══ Listed entries ══

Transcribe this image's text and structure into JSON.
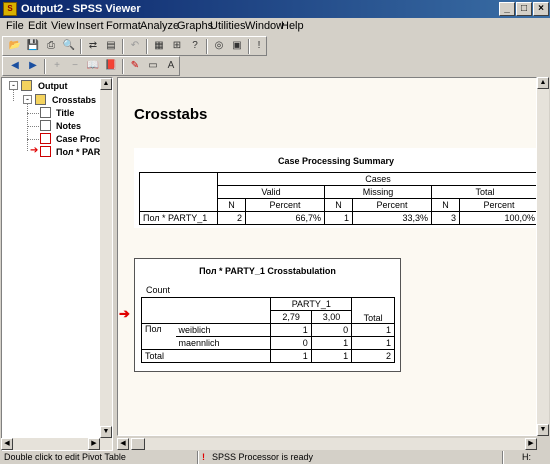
{
  "window": {
    "title": "Output2 - SPSS Viewer"
  },
  "menu": [
    "File",
    "Edit",
    "View",
    "Insert",
    "Format",
    "Analyze",
    "Graphs",
    "Utilities",
    "Window",
    "Help"
  ],
  "tree": {
    "output": "Output",
    "crosstabs": "Crosstabs",
    "title": "Title",
    "notes": "Notes",
    "case_processing": "Case Proce",
    "selected": "Пол * PAR"
  },
  "main": {
    "heading": "Crosstabs",
    "case_summary": {
      "title": "Case Processing Summary",
      "cases_label": "Cases",
      "groups": [
        "Valid",
        "Missing",
        "Total"
      ],
      "subheaders": [
        "N",
        "Percent",
        "N",
        "Percent",
        "N",
        "Percent"
      ],
      "row_label": "Пол * PARTY_1",
      "row_values": [
        "2",
        "66,7%",
        "1",
        "33,3%",
        "3",
        "100,0%"
      ]
    },
    "crosstab": {
      "title": "Пол * PARTY_1 Crosstabulation",
      "count_label": "Count",
      "col_var": "PARTY_1",
      "col_values": [
        "2,79",
        "3,00"
      ],
      "total_label": "Total",
      "row_var": "Пол",
      "rows": [
        {
          "label": "weiblich",
          "values": [
            "1",
            "0",
            "1"
          ]
        },
        {
          "label": "maennlich",
          "values": [
            "0",
            "1",
            "1"
          ]
        }
      ],
      "total_row": {
        "label": "Total",
        "values": [
          "1",
          "1",
          "2"
        ]
      }
    }
  },
  "status": {
    "hint": "Double click to edit Pivot Table",
    "processor": "SPSS Processor  is ready",
    "right": "H:"
  },
  "colors": {
    "titlebar": "#0a246a",
    "pane_bg": "#fcf9f2",
    "arrow": "#e00000"
  }
}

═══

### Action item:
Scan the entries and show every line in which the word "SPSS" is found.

### Response to this exercise:
    "title": "Output2 - SPSS Viewer"
    "processor": "SPSS Processor  is ready",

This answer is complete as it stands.